An armed officer would become a regular part of board meetings.
By TOM MARSHALL
Published June 6, 2007
BROOKSVILLE -- There's been no specific threat of armed violence against the Hernando County School Board.
But with the Virginia Tech shootings still fresh in mind, board members Tuesday said they want an armed police officer at all future board meetings.
"I'm not sure that we need it," said Vice Chairwoman Sandra Nicholson. "But I don't want to wait until there's been a problem."
Hernando would join a growing list of area school boards with security at public meetings. Hillsborough, Pasco and Pinellas counties put at least one officer in every School Board meeting, said security director Barry Crowley. Counties such as Citrus, Sumter and Hernando have posted officers only when needed for controversial meetings or expulsion hearings.
Crowley said Hernando school district offices are more secure during the day than they are during night meetings, when members of the public enter the building through the unguarded front door.

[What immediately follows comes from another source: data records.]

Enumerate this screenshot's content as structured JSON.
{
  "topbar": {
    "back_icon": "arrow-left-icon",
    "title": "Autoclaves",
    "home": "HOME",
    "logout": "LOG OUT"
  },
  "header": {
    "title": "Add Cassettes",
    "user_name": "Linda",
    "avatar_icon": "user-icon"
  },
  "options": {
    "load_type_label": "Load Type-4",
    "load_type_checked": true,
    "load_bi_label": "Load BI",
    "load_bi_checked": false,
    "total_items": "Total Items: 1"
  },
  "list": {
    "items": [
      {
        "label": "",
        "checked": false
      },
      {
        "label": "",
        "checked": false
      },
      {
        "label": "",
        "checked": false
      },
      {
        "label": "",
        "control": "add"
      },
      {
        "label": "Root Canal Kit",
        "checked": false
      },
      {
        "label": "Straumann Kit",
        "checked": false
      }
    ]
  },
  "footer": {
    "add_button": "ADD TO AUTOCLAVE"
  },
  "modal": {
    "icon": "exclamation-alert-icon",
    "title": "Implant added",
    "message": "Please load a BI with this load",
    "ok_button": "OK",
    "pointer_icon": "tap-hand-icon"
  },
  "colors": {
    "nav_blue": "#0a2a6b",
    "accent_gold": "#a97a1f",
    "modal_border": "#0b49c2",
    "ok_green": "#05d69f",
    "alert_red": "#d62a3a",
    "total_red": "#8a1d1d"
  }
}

"We have parents who come onto campus inebriated or on drugs, or have an ax to grind with teachers," he told the board. "You just don't know who's going to show up at your board meetings."
While a majority of board members had previously voiced skepticism about the need for such measures, several members seemed swayed by Crowley's assessment at the afternoon session.
"Over the years I've gone through some pretty testy expulsion hearings," said board member Jim Malcolm. "Knowing people can always retreat to the parking lot and pick up that rifle in the back of their pickup truck has always been unnerving."
Crowley said it would cost about $1,600 a year to hire a Hernando County Sheriff's Office or Brooksville Police Department officer at $23 per hour.
Alternatively, he said, the board could allow him to pursue certification with the Sheriff's Office as an auxiliary officer. He said he's a graduate of the law enforcement academy at Withlacoochee Technical Institute, has passed the state police exam, and already exercises some police powers in his current role.
Either way, the armed officer should appear at meetings in uniform, Crowley said. "Most of the deterrent you have at a board meeting is wearing a uniform."
Board members agreed to pursue both options, using an outside officer for most meetings but also supporting Crowley's certification as a backup option. The issue will return to the board for a final vote.